Testing your internet connection speed using a third party platform is something we have covered before. Though, we didn’t get a proper look at how to test the condition of your network. In this tutorial, we are going to be guiding you through the ping command, and how to use it to test your network.
What is Ping and where do I use it?
Outside the computer science terminology, ping actually comes from the solar technology space, as a term used to describe the process of sending out pulses of sound, and then listening for the echo to return.
In a similar fashion, ping here describes the process of the computer sending several packages of information to a specific device, via an IP address or a URL, and then waiting for a response.
When we receive the response, the command shows in further detail how long it took for the package to come back, or not, in the event that the package was lost.
By testing if your computer can actually reach other devices in your local network or on the internet, one can also determine if the network problem he or she is experiencing, is taking place on the local network or someplace outside that – i.e. the provider’s servers.

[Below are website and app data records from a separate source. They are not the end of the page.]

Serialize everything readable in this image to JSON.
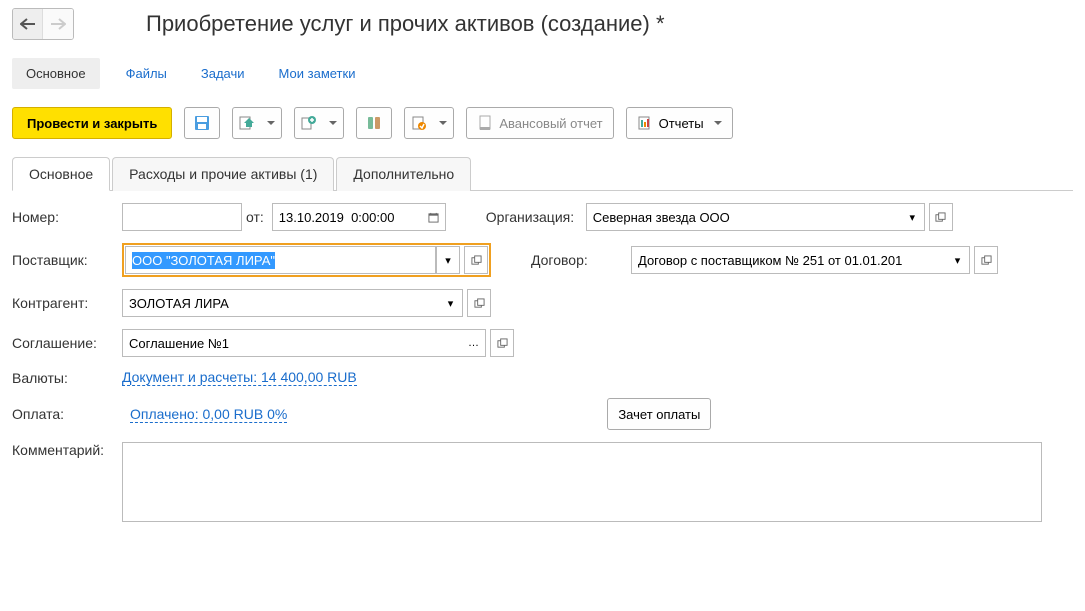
{
  "title": "Приобретение услуг и прочих активов (создание) *",
  "topTabs": {
    "main": "Основное",
    "files": "Файлы",
    "tasks": "Задачи",
    "notes": "Мои заметки"
  },
  "toolbar": {
    "primary": "Провести и закрыть",
    "advanceReport": "Авансовый отчет",
    "reports": "Отчеты"
  },
  "tabs": {
    "main": "Основное",
    "expenses": "Расходы и прочие активы (1)",
    "additional": "Дополнительно"
  },
  "fields": {
    "numberLabel": "Номер:",
    "numberValue": "",
    "fromLabel": "от:",
    "dateValue": "13.10.2019  0:00:00",
    "orgLabel": "Организация:",
    "orgValue": "Северная звезда ООО",
    "supplierLabel": "Поставщик:",
    "supplierValue": "ООО \"ЗОЛОТАЯ ЛИРА\"",
    "contractLabel": "Договор:",
    "contractValue": "Договор с поставщиком № 251 от 01.01.201",
    "contragentLabel": "Контрагент:",
    "contragentValue": "ЗОЛОТАЯ ЛИРА",
    "agreementLabel": "Соглашение:",
    "agreementValue": "Соглашение №1",
    "currencyLabel": "Валюты:",
    "currencyLink": "Документ и расчеты: 14 400,00 RUB",
    "paymentLabel": "Оплата:",
    "paymentLink": "Оплачено: 0,00 RUB  0%",
    "paymentOffset": "Зачет оплаты",
    "commentLabel": "Комментарий:",
    "commentValue": ""
  }
}
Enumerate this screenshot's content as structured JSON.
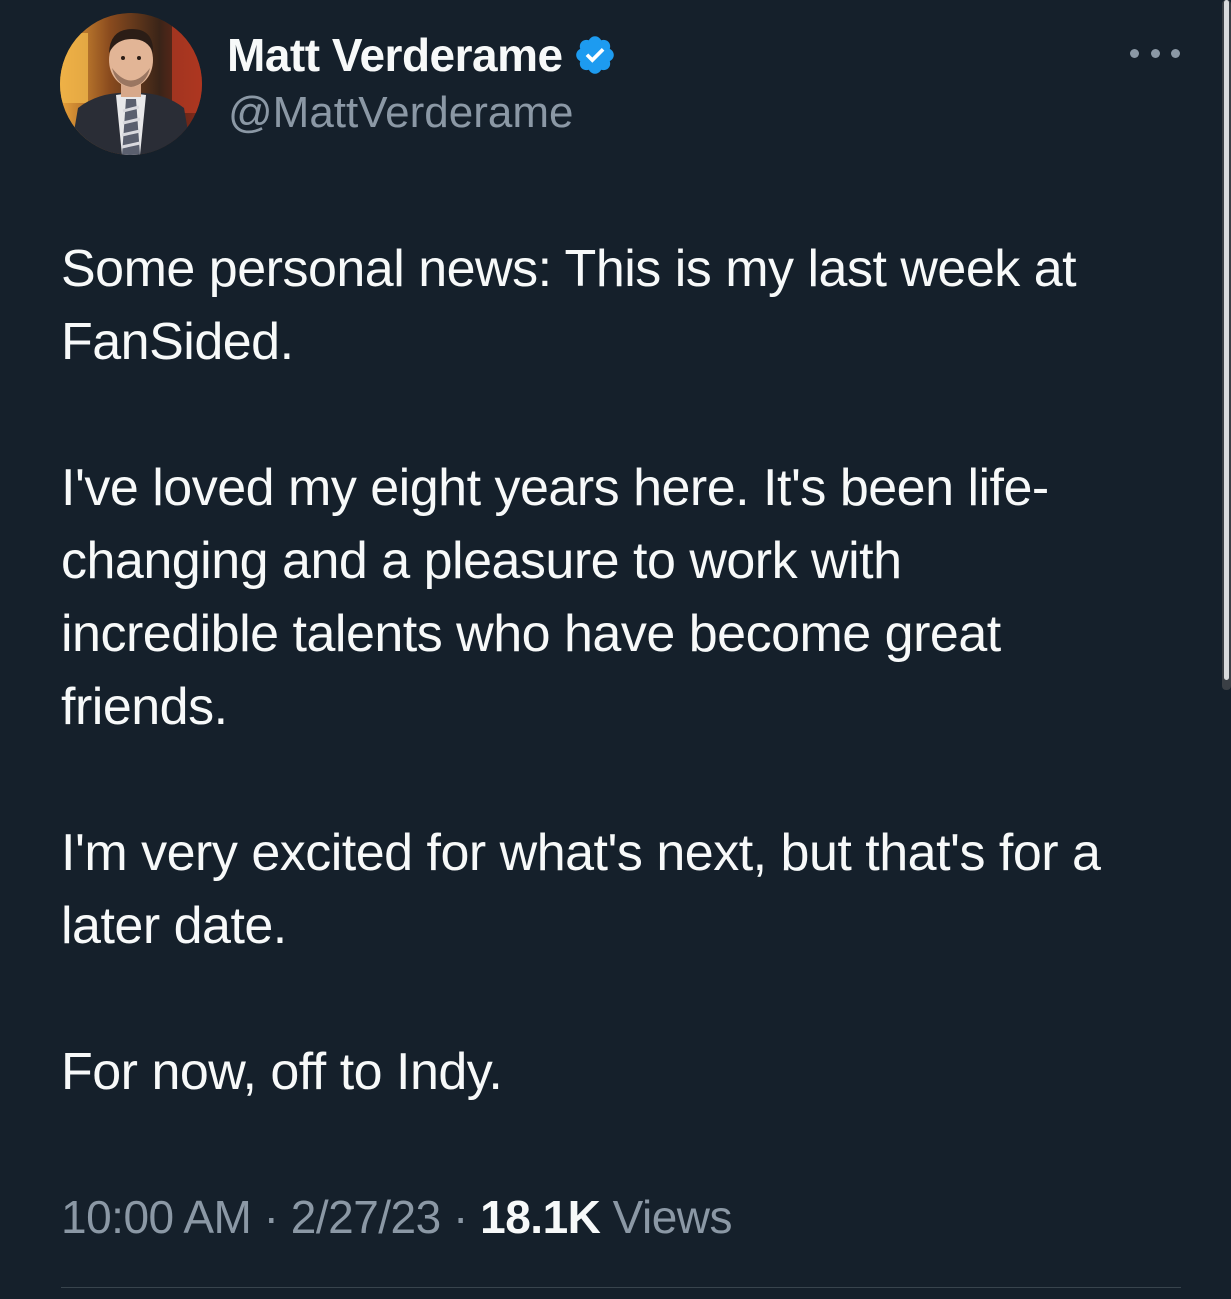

How do I use ping to check my network?
The process is very simple. It is worth noting that the ping command has universal compatibility, in the sense that you can use it in Windows (Command Prompt, Powershell), Mac (Terminal app) and any Linux distribution.
- Press Windows+R
- In the pop-up box, type in ‘cmd’ and hit ok
- In the command box, type in ‘ping’ followed by a URL or an IP address
- Wait a few seconds for the results to come back; time depends on your internet speed
If you want to develop a more comprehensive understanding of ping’s functionalities, feel free to type in ‘ping/?’ in the command box. That way, you can see all the extra options that come with ping.
For instance, you can use ‘ping -n count’ to specify a number of echo requests that you wish to send.
If you encounter any problems while trying out the above or have a recommendation to make, feel free to shoot a comment down below.
Filed in Linux, Mac (Apple), Ping and Windows.. Read more about